A Balance for Mike by Josh Gaines
We caught 88 crabs
in fifty minutes at tide
going out, we’d brought them up
by threes like it was personal and
I can’t remember why we stopped.
Maybe we’d shed enough gulf blood
for one sunset. Maybe
it was a matter of weight.
When I stumbled, dropped the cooler,
stood sore and wheezing, you marched
back, and lifted it into your car
like it was empty.
At your home we boiled them by batches
and drank the best beer we could find
at a 7-11, in Florida,
on a Sunday.
By nightfall, the last dozen boiled
while our fingers ached raw from fighting
chitinous shells that broke against our
patience allowing us access to the softest parts.
By midnight’s aging side, wives asleep
on the couch, felines purring dandruff
at our ankles, and the beer gone,
we had opened wine tagged for sangria,
and we drank it anyway.
“What about 5 am?” you asked.
You asked these things sometimes but rarely
meant them. We’d be up no earlier
than we needed. This came before children when time
was ours, before Alaska and the trading of wings.
Patience and four pounds of crabmeat
waited between us.
When we were done, and done,
and done, you offered a silent toast,
an empty glass full of good reasons
for the things we do.
I tried to lift my glass to yours.
When it wouldn’t move I said
I hadn’t trained for this. You shrugged,
tossed yours back, left the table:
seated while you cleaned,

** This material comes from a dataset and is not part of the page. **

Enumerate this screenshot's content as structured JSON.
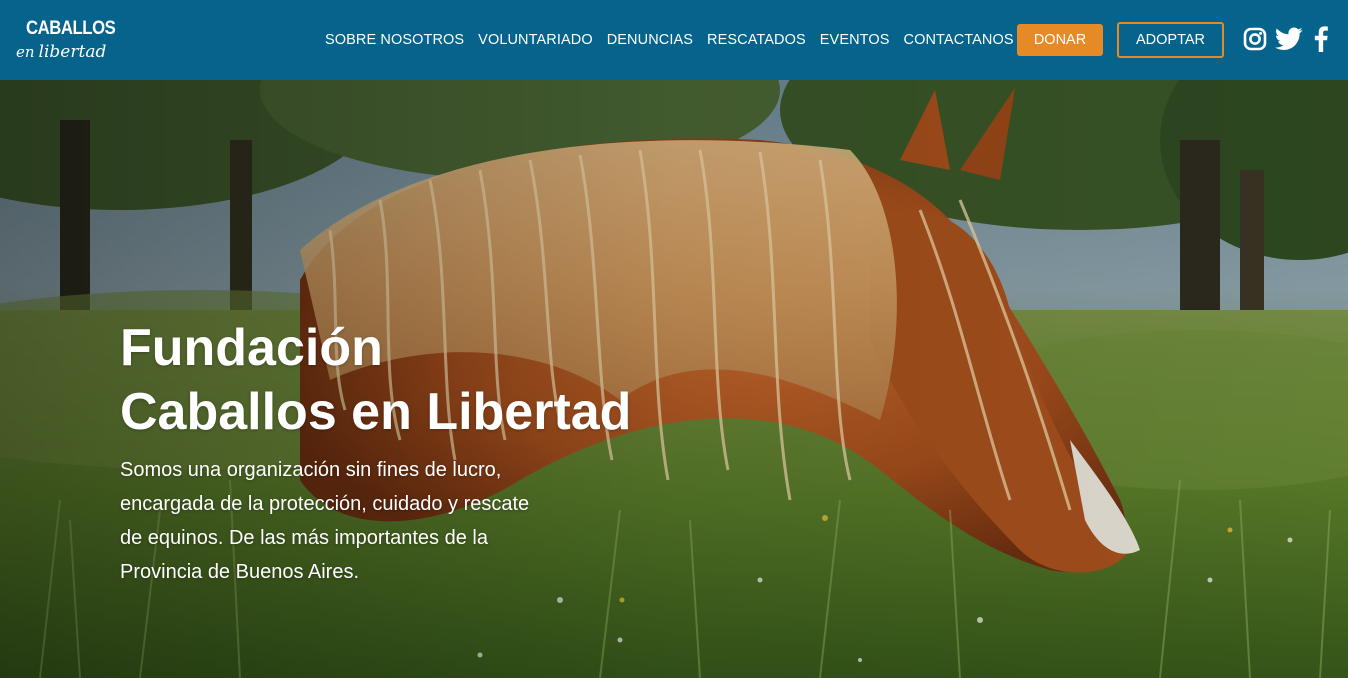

tapped my watch for dreaming,
stared into that immovable glass,
and marveled at your strength.
© 2016 by Josh Gaines